As tempting as it is to talk about why Holden is leaving, as I did when the Hon. Andrew McLachlan helpfully asked me a question on my very first day as a minister, I will not go through all of that right now at the start of my answer, but I make very clear that the reason this plan is so crucial is because the federal government is chasing the automotive industry out of this country, putting in jeopardy so many jobs. This new approach is needed as Holden prepares to leave the state and, as honourable members know, this goes beyond the mere closure of Holden but affects supply chain industries and other service industries.

The Hon. J.S.L. Dawkins: If you don't mention that I won't mention that Nick Champion said that he'd saved Holdens.

The Hon. K.J. MAHER: I thank the honourable member for his interjection and note his new-found confidence, with his hipster beard, in being able to interject so ferociously as I give an answer.The northern Adelaide economic plan will be led by the government of South Australia, but has been and will continue to be developed in collaboration with local government, industry and the community.

The action-oriented economic plan will provide a road map that focuses on job creation and providing new skills. The work of the Automotive Transformation Taskforce will feed into and complement the northern economic plan. In fact, the Automotive Transformation Taskforce is just one of the resources available to help activate the plan. There are many other resources, particularly through state government departments, that will be used.

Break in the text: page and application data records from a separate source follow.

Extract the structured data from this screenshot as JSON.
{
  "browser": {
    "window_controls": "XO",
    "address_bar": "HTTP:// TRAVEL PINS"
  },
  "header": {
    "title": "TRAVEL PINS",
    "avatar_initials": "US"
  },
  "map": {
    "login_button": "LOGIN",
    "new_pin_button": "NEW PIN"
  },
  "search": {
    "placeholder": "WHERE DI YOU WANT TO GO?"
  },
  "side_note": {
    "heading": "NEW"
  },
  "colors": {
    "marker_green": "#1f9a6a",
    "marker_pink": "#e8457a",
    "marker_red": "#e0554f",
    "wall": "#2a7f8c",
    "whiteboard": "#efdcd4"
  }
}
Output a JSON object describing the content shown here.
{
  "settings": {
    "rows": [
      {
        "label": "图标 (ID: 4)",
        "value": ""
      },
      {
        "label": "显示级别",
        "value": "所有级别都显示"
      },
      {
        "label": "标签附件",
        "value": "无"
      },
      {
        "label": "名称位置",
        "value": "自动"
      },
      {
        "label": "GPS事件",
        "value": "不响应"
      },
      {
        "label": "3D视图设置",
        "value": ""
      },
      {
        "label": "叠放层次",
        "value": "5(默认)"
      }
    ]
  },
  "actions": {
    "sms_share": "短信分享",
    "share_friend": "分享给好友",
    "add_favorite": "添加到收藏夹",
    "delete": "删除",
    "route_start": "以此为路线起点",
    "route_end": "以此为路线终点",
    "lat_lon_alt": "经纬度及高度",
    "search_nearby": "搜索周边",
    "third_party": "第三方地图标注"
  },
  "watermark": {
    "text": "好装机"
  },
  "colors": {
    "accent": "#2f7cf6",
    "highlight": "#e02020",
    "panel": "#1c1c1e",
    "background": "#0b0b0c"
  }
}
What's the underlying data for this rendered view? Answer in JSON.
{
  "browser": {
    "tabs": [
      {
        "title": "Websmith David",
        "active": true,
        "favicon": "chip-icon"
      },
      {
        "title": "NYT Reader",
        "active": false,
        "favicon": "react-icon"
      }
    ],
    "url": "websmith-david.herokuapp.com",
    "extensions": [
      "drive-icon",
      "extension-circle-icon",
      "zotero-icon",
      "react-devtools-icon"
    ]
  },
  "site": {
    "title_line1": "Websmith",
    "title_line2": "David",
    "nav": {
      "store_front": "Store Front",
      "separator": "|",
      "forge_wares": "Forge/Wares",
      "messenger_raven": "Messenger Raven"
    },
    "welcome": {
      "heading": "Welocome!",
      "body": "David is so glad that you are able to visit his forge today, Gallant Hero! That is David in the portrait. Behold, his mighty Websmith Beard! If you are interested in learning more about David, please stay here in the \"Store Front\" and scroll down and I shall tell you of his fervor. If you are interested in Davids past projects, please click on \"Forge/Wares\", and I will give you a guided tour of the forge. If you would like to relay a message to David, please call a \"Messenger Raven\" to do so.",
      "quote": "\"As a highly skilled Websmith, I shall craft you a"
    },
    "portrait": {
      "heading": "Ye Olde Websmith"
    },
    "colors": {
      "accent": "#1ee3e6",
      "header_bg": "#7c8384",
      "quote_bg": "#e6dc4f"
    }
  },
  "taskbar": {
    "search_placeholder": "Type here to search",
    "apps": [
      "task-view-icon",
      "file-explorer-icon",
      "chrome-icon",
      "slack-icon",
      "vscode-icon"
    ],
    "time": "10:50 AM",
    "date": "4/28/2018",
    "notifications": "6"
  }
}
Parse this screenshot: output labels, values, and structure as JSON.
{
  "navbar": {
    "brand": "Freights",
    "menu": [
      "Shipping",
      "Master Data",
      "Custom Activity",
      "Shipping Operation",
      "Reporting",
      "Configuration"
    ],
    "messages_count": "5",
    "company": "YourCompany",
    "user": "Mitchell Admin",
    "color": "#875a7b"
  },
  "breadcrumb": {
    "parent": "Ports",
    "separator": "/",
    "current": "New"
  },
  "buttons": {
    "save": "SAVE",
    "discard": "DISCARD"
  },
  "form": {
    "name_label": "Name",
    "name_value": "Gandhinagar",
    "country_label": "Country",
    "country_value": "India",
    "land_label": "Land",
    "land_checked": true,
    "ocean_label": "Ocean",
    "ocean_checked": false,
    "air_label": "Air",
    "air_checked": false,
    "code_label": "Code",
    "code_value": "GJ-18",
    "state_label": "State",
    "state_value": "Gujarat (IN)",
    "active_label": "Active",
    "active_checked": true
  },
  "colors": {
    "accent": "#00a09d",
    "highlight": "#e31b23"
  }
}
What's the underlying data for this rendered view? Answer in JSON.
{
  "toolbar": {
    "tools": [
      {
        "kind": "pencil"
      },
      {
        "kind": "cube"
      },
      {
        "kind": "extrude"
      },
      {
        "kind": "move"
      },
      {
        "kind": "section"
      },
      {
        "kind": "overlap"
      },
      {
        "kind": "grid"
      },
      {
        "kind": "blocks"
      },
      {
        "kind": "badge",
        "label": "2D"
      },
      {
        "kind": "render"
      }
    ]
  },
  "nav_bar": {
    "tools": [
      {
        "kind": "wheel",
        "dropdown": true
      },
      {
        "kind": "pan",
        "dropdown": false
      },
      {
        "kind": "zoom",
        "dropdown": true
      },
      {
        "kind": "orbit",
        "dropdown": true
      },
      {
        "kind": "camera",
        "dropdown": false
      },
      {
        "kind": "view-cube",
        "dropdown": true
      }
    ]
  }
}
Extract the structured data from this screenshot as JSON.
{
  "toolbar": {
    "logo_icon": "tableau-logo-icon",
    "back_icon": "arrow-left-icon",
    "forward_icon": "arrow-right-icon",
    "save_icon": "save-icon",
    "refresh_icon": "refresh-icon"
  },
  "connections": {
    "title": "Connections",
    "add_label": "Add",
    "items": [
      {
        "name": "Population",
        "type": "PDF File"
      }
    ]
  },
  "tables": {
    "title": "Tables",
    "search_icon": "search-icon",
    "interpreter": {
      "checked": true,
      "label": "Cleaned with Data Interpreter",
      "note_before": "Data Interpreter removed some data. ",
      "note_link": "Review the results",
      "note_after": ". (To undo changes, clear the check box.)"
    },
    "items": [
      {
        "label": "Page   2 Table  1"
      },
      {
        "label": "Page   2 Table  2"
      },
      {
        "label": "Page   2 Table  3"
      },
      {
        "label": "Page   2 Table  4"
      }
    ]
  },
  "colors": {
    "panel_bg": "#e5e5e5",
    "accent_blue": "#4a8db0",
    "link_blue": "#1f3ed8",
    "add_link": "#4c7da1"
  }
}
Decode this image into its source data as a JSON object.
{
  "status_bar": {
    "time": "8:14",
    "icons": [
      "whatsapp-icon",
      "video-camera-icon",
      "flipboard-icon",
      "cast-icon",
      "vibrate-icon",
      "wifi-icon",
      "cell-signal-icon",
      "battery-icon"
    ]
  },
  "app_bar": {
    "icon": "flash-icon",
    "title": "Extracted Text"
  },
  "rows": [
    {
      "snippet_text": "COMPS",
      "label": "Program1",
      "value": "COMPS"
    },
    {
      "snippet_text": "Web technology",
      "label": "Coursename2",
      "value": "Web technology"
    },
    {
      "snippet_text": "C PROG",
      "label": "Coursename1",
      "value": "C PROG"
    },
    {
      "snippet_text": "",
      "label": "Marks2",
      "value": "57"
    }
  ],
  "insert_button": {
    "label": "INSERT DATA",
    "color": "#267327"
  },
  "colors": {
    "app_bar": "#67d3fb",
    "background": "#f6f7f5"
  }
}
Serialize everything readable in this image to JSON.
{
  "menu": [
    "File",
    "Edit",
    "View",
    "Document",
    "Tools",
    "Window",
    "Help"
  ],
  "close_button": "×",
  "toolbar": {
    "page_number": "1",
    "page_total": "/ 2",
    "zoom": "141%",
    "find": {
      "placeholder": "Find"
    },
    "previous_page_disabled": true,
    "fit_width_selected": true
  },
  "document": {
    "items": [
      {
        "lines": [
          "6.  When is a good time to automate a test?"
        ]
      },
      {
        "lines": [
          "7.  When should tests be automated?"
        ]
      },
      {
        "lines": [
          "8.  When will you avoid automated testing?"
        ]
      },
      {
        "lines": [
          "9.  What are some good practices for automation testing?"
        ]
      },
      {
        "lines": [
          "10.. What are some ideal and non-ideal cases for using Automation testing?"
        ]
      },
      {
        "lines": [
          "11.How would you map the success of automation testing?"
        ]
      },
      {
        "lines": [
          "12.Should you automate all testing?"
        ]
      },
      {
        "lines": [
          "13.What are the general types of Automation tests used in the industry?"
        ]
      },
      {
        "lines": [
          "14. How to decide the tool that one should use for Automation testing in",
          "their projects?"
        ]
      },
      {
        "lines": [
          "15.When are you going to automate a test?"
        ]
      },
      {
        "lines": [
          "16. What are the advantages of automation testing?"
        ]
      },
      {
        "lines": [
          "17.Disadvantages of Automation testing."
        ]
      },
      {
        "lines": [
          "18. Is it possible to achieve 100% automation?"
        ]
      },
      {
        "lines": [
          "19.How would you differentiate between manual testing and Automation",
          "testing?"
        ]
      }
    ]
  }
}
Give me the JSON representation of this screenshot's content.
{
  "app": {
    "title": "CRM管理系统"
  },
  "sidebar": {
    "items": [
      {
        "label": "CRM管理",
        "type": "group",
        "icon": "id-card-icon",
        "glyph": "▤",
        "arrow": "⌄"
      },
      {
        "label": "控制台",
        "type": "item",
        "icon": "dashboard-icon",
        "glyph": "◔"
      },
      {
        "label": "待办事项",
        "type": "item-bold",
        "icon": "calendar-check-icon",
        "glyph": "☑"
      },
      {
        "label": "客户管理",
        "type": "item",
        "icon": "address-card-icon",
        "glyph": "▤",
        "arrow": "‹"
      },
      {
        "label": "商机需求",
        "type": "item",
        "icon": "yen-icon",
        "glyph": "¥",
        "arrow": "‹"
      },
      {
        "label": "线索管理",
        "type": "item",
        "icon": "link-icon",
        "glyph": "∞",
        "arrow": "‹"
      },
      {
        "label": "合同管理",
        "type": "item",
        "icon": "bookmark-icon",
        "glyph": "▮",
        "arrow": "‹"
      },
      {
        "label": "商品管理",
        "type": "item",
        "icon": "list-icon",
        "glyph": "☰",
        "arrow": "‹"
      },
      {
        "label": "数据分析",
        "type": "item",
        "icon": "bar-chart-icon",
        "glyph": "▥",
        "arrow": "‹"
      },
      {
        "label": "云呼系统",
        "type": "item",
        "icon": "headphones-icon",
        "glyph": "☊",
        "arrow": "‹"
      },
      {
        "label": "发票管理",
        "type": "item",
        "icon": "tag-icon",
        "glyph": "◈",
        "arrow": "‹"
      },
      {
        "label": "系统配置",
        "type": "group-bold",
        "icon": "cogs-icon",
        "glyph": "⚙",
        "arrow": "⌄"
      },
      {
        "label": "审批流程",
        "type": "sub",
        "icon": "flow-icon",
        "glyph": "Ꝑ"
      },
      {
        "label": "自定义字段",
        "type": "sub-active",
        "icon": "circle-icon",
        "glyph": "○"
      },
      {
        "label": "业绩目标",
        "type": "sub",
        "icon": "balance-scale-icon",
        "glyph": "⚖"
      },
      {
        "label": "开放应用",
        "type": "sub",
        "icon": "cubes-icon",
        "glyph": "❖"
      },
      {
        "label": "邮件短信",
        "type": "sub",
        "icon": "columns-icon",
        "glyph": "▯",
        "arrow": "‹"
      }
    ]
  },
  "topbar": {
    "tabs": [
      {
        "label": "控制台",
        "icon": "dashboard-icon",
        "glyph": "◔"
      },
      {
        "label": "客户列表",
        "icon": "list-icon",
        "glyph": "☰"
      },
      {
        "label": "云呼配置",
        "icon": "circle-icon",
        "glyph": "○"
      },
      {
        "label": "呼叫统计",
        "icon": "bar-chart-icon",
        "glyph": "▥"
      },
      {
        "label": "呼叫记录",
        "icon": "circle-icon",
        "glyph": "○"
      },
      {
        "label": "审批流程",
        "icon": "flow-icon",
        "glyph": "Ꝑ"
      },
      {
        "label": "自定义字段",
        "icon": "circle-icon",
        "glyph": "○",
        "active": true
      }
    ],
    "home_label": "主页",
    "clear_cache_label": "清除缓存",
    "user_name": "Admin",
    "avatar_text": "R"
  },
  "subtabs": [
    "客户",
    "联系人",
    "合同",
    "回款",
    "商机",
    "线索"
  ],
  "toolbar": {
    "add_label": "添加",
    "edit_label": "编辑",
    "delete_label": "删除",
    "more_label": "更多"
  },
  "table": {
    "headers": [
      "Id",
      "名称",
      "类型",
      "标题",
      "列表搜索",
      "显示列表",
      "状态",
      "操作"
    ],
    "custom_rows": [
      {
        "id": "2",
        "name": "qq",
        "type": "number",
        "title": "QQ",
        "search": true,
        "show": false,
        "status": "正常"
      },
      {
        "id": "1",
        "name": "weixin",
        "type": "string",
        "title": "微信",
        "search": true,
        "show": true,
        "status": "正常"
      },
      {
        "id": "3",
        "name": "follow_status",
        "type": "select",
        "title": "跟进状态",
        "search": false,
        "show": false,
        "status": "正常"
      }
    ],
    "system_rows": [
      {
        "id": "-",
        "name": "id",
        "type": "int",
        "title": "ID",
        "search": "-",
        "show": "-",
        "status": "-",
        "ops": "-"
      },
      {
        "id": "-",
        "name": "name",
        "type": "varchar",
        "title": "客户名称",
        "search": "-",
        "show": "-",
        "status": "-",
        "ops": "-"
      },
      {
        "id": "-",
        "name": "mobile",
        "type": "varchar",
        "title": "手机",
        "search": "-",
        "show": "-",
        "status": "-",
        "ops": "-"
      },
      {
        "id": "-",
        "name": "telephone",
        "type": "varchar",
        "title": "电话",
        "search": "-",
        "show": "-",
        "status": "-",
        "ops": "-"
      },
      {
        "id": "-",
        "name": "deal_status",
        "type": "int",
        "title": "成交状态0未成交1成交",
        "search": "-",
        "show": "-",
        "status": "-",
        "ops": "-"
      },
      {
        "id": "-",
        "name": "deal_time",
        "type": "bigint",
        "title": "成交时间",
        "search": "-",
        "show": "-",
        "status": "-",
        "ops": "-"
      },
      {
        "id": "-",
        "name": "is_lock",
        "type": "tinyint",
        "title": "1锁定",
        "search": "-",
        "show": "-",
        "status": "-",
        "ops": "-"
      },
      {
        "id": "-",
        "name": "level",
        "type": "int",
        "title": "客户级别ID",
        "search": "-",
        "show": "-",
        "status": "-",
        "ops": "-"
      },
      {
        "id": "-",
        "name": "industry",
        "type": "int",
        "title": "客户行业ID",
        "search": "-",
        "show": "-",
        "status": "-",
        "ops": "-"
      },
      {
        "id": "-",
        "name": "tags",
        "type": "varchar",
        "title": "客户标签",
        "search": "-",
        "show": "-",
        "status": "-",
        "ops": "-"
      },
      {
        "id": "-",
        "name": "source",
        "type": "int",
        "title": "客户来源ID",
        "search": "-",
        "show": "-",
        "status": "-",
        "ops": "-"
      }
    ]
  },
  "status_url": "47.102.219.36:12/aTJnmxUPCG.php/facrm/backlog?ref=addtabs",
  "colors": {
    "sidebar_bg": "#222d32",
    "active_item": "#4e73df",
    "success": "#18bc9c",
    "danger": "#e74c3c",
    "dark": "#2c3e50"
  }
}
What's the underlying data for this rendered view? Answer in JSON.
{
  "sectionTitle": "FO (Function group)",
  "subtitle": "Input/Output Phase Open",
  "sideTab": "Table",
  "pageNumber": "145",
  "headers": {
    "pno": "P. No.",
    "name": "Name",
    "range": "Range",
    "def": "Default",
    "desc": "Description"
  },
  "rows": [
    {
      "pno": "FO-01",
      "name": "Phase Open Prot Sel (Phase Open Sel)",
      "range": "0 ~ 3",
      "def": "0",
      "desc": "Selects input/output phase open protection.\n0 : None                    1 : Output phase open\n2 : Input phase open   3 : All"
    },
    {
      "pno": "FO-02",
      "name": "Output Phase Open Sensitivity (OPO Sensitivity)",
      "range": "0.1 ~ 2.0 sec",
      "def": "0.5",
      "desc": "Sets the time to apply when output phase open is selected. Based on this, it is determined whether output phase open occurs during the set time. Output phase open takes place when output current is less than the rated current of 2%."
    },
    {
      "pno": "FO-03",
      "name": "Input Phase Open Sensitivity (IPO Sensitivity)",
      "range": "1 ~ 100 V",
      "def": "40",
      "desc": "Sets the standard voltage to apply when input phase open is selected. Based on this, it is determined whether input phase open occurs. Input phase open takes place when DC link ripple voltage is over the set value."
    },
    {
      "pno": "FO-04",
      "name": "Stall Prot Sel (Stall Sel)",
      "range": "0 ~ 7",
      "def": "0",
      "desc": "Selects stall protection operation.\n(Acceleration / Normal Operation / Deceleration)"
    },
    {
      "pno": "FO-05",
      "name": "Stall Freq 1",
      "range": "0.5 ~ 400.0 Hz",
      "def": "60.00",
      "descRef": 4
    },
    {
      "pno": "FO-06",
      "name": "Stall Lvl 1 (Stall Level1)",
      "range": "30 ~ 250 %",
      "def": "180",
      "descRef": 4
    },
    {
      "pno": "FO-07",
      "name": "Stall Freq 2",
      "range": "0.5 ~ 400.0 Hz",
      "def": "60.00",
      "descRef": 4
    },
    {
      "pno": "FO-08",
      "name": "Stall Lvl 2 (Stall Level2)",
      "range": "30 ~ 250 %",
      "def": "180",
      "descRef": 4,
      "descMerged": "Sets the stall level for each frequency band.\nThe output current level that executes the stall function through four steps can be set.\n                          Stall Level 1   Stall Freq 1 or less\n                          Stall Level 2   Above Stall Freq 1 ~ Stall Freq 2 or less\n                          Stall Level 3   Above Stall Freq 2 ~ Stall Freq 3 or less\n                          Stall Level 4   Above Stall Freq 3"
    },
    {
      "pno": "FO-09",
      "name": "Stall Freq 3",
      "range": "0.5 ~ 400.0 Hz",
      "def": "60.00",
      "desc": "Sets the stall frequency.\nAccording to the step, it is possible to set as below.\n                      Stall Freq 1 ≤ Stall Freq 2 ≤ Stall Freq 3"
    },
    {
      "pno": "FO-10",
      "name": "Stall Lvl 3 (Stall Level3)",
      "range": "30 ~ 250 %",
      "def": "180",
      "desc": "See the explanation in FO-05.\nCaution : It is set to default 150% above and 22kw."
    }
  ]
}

It will feature short, medium and long-term initiatives including, but not limited to: industry diversification by identifying and capturing new opportunities in a range of sectors, such as food and beverage, horticultural research, advanced manufacturing, construction and new building materials, health services, aged care and disability, mining and energy services, defence, transport and logistics and urban infrastructure.

It will also look at small business capabilities and development to encourage entrepreneurship, including improving industry links with research institutions, product development, productivity and business models. The plan will utilise university and research capabilities already in the northern suburbs, achieving a better return on these activities.

It will renew the region's existing assets and identify potential opportunities to generate employment and community outcomes from these existing assets. It will look to identify opportunities for urban regeneration and infrastructure to optimise the economic development in areas such as Technology Park and the Mawson Innovation Precinct, and it will provide new skills and workforce development to match job opportunities in the north.

Just in the last two weeks, I addressed the Northern Economics Leaders group which met at Mawson Lakes and whose members represent many industry sectors across the north and will make a significant contribution in directing the plan, preparing it and implementing it. Strong partnership, I think, as the honourable member identified in his questions, is required between all levels of government, industry, universities and the community, including regional groups, providing social and community support.

Central coordination across government will be done through the Department of State Development, while other agencies will be asked to contribute from their areas of responsibility. In the last two weeks, I have met with local mayors who, with industry and government representatives, will form a community leaders' group that will seek to lead the development and then the implementation of this plan.

The honourable member asked a number of questions in relation to the timing of this plan. I expect to meet with this community leaders' group sometime in the next two to three weeks where we will look at a schedule to set out time frames, but I would anticipate certainly within the coming few months that there will be a draft plan, and I will be happy to talk to the honourable member about that plan and how it affects the regions that he represents.